Alessandro Magnasco, also known as il Lissandrino, was an Italian late-Baroque painter active mostly in Milan and Genoa. He is best known for stylized, fantastic, often phantasmagoric genre or landscape scenes. Magnasco's distinctive style is characterized by fragmented forms rendered with swift brushstrokes and darting flashes of light.
Born in Genoa to a minor artist, Stefano Magnasco, he apprenticed with Valerio Castello, and finally with Filippo Abbiati (1640–1715) in Milan. Except for 1703–09 (or 1709–11) when working in Florence for the Grand Duke Cosimo III, Magnasco labored in Milan until 1735, when he returned to his native Genoa. Magnasco often collaborated with placing figures in the landscapes of Tavella and the ruins of Clemente Spera in Milan.

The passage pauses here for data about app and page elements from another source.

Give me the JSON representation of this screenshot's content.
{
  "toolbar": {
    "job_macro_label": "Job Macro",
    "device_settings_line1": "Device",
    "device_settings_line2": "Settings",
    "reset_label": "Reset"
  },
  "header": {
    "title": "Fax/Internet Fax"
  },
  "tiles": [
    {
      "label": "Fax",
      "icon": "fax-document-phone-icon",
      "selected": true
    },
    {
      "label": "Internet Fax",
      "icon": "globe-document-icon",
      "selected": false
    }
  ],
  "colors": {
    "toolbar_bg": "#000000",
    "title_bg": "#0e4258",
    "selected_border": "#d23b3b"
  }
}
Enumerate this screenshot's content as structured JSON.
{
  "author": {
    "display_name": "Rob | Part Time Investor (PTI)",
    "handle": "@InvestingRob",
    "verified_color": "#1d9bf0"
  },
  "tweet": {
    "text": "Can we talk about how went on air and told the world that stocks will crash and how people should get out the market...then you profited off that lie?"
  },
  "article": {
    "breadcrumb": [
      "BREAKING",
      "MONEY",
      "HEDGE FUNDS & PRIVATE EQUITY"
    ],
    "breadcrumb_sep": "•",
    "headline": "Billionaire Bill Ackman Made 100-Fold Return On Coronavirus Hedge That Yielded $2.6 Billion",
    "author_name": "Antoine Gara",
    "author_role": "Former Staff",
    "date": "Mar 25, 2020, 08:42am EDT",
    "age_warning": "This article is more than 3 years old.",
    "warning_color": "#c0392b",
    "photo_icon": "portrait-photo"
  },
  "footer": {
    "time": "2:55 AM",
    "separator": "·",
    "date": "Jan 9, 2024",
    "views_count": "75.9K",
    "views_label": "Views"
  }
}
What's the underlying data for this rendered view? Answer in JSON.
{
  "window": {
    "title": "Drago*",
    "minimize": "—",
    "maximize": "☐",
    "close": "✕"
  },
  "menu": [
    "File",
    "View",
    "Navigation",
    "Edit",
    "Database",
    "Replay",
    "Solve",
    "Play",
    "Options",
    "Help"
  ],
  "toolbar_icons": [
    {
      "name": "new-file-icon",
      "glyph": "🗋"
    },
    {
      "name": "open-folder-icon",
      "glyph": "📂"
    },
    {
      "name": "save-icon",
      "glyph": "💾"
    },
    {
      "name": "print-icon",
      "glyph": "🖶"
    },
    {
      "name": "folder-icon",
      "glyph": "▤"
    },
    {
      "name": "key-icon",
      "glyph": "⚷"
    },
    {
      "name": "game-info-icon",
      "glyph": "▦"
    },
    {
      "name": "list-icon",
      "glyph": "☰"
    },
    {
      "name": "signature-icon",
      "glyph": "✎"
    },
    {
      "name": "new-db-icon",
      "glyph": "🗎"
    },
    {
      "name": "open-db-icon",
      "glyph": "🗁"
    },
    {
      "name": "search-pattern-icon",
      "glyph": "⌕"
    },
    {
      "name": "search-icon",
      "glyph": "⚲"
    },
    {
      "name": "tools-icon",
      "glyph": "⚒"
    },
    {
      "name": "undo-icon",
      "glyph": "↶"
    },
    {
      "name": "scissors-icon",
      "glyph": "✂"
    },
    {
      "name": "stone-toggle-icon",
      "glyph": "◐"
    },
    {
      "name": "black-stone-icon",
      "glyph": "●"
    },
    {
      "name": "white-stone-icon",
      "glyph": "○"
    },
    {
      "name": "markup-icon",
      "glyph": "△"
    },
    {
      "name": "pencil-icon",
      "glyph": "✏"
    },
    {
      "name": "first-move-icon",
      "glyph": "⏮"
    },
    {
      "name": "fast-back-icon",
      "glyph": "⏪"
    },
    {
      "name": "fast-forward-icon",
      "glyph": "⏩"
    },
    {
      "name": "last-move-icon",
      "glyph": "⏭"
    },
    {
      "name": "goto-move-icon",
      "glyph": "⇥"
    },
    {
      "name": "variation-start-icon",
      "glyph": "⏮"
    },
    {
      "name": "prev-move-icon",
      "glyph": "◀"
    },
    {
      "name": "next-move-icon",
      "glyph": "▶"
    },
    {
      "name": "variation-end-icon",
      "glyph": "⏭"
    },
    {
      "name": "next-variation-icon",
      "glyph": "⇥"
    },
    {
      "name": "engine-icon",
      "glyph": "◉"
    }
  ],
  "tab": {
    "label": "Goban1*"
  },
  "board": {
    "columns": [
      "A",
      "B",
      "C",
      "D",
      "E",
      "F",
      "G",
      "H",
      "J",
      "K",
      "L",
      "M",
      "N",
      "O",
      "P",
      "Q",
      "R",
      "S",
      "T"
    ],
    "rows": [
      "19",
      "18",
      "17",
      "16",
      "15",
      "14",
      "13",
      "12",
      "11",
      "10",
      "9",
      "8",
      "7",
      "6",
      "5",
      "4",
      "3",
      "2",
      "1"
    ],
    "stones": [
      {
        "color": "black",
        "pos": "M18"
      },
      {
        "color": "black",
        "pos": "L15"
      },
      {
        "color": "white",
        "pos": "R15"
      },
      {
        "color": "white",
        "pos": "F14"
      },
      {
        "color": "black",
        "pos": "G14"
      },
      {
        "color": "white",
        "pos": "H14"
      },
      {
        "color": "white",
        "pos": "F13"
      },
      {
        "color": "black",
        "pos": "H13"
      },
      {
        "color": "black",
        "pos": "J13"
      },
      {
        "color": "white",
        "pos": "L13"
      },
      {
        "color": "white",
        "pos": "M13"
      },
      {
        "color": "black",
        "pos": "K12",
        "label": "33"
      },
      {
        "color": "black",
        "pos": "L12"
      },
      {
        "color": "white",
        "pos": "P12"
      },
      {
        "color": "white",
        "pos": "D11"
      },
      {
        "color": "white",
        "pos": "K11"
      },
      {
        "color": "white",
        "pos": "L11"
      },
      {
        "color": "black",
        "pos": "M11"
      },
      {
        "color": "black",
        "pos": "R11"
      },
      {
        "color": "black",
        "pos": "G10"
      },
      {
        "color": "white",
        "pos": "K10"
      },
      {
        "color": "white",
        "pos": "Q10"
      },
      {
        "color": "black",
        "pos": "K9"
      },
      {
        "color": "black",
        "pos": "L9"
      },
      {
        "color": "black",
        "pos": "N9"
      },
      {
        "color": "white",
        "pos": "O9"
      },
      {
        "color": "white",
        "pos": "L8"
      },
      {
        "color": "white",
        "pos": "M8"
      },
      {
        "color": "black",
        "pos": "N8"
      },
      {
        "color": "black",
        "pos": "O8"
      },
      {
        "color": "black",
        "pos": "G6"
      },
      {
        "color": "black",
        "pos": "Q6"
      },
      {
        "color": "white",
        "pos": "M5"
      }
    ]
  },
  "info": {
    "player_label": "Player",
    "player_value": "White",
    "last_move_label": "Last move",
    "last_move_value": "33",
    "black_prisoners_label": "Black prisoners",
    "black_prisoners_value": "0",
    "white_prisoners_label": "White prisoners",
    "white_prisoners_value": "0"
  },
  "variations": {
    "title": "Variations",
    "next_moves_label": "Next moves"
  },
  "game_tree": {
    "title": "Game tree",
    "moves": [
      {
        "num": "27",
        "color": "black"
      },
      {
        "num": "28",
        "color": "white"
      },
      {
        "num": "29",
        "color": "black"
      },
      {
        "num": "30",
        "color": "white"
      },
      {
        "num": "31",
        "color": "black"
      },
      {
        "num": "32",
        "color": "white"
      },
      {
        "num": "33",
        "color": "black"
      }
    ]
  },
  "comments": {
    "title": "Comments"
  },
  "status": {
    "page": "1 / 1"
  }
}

After 1710, Magnasco excelled in producing small, hypochromatic canvases with eerie and gloomy landscapes and ruins, or crowded interiors peopled with small, often lambent and cartoonishly elongated characters. The people in his paintings were often nearly liquefacted beggars dressed in tatters, rendered in flickering, nervous brushstrokes. Often they deal with unusual subjects such as synagogue services, Quaker meetings, robbers' gatherings, catastrophes, and interrogations by the Inquisition. His sentiments regarding these subjects are generally unclear.
A century later he would be described as a "romantic painter: who painted with candid touches, and ingenious expressiveness, little figures in Gothic churches; or in solitude, hermits and monks; or scoundrels assembled in town squares; soldiers in barracks".